guys iam new to c++ ,i even dontknow what are the tools to use develop c++ aplications so if sny body know tools like that (c# MS visual studio,java netbeans) pls let me know.
and ma problem is i need to creat a link list on c++ .and i googled it and foung a method to creat a link list.so can any body tel me dose my aproch of creating a link list is correct or wrong.

creating a link list,,,,,,,,,,,

struct node {
string name[30];
int age;
node *nxt;
} ;

inserting values to link list

addValues ()
{
one = new node;
cout<<"plz enter ur name:";
cin>>one->name;
cout<<"plz enter age:";
cin>>one->age;

}

finish...

>>i even dontknow what are the tools to use develop c++ aplications

Then you are going to have a hard time creating a linked list and understanding what you are doing. The tools you are going to need have nothing to do with C# or Java, they are alternative languages to C++. MS Visual Studio contains a version of a C++ compiler/linker/debugger/etc organized into a integrated development environment (or IDE) put out by Microsoft. You can use Microsoft Visual Studio to create programs using the C++ language. The language constructions you are going to need to create a linked list and make it useful include variables, functions, pointers, dynamic memory and user defined types. Copy and pasting code using these constructs from some other available project isn't going to increase your knowledge of C++.

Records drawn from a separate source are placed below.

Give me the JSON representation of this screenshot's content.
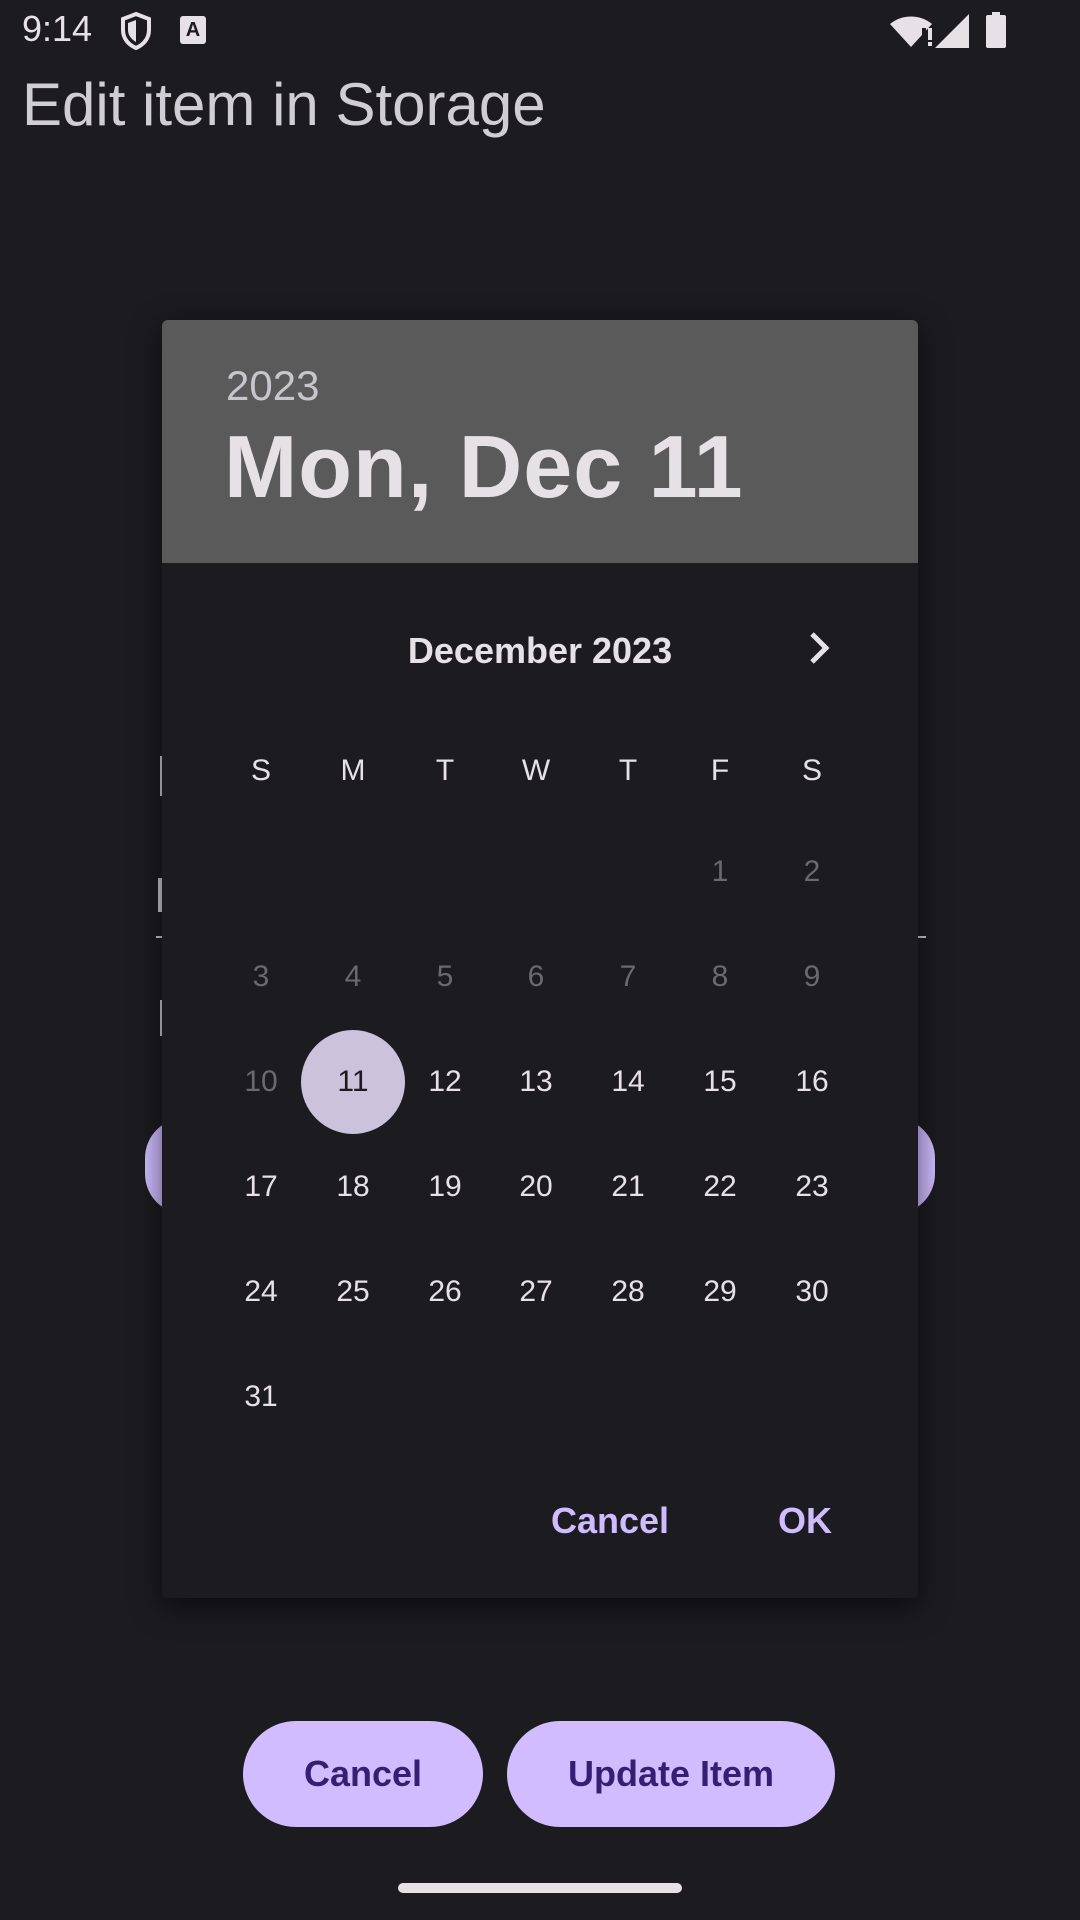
{
  "status_bar": {
    "time": "9:14",
    "icons": [
      "shield-icon",
      "a-badge-icon",
      "wifi-icon",
      "signal-icon",
      "battery-icon"
    ]
  },
  "page": {
    "title": "Edit item in Storage"
  },
  "dialog": {
    "year": "2023",
    "selected_date_label": "Mon, Dec 11",
    "month_label": "December 2023",
    "weekdays": [
      "S",
      "M",
      "T",
      "W",
      "T",
      "F",
      "S"
    ],
    "days": {
      "row1": [
        "1",
        "2"
      ],
      "row2": [
        "3",
        "4",
        "5",
        "6",
        "7",
        "8",
        "9"
      ],
      "row3": [
        "10",
        "11",
        "12",
        "13",
        "14",
        "15",
        "16"
      ],
      "row4": [
        "17",
        "18",
        "19",
        "20",
        "21",
        "22",
        "23"
      ],
      "row5": [
        "24",
        "25",
        "26",
        "27",
        "28",
        "29",
        "30"
      ],
      "row6": [
        "31"
      ]
    },
    "cancel_label": "Cancel",
    "ok_label": "OK"
  },
  "actions": {
    "cancel_label": "Cancel",
    "update_label": "Update Item"
  },
  "colors": {
    "accent": "#cfbcff",
    "button_bg": "#d0bcff",
    "button_text": "#381e72",
    "header_bg": "#5a5a5a",
    "background": "#1c1b1f"
  }
}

In terms of the snippet posted declaring a user defined type called node, yes that snippet could be used to create nodes in a linked list with each node containing 30 strings in an array of strings called name, an int called age and a pointer to the next node in the list. If the goal is to have a single name and age in each node, besides the pointer to the next node, then the code is wrong.

The snippet describing the function addValues() is lacking a return type, doesn't declare the type of the variable called one and doesn't address the new node's pointer value, which I would make NULL for now. Assuming one is declared someplace else as a pointer to type node, and it remains in scope in addValues, then the snippet just creates and gives value to a new node, but it doesn't add the new node to a list anywhere.

i am using ms VS team system 2008 and there is no any option cold develop the application using C++.

in mine have only 2options .
1c#
2 visual basic

so how to creat a simple console application on c++usiing VS

Visual Studio without C++, interesting. Well, I would go back to the Microsoft website and download Visual C++ 2008, Express Edition. It is free. Then you'll have the software to write programs using C++ language plus separate software to write programs using the C# and Visual Basic languages, when, and if, you ever have to/want to write code using one of those two languages.

i tryed on it but the file downloading proces is geting time.so i ignore it and now iam re instaling VS tS 2008

C++ DEVELOPMENT APLICATION PROB IS OOK. N now i need to get the corrective answer for this link list

Why the need to jump into C++ by creating your own linked list? There is a prewritten list class in the standard template library that should be included in Visual C++ 2008. It would certainly be a strange thing to write a list as your first program without any knowledge of pointers, user defined lists, etc.

Having said that I think of a list as a collection of information stored in memory sort of like a treasure hunt. You go from one place to the next given information stored at the place where you are. In lists you store the memory location of the next set (and previous set if the list is doubly linked instead of singly linked) of information in the list at the current location, so you always know where to go next. Nodes are a common name for each place you stop on the journey. In singly linked lists you have to know where the first node is to get to all the rest. (In doubly linked lists, you can get wherever you want to go by knowing any nodes address, but almost always it's the address of the first node that you know).

To add nodes to the list you need to know what protocol you are going to use. Sometimes you always add to the front of the list. Sometimes you always add to the back of the list. And sometimes you add to the interior of a list, though it could be to the right or the left of one of the nodes.

struct node 
{
   string name;
   int age;
   node * next;
} ;

//this function will always add a new node to the end of the list
//head is a node pointer with the address of the first node in the list
void addValues (node *& head)  
{
   //create a new node and and populate it's members
   node * one = new node;
   cout << "please enter a name:";
   cin >> one->name;
   cout << "please enter an age:";
   cin >> one->age;
   one->next = NULL;
   
   node * current = head; //don't lose track of head
   if(current == NULL) //empty list
      head = one;
   else
   {
       //find the last node of the list
       while(current->next != NULL)
          current = current->next;
       
      //store the address of one in the last node of the list, effectively making one the last node of the list.
      current->next = one;
   }
}

Given the information you've provided so far that should be enough to create and populate a list. The code hasn't been tested for accuracy, but I stand by the principles involved. In addition, it may not be what you want, but until you provide more detailed information it is one way to create a list wherein each node has a name, an age and the address of the next node in the list.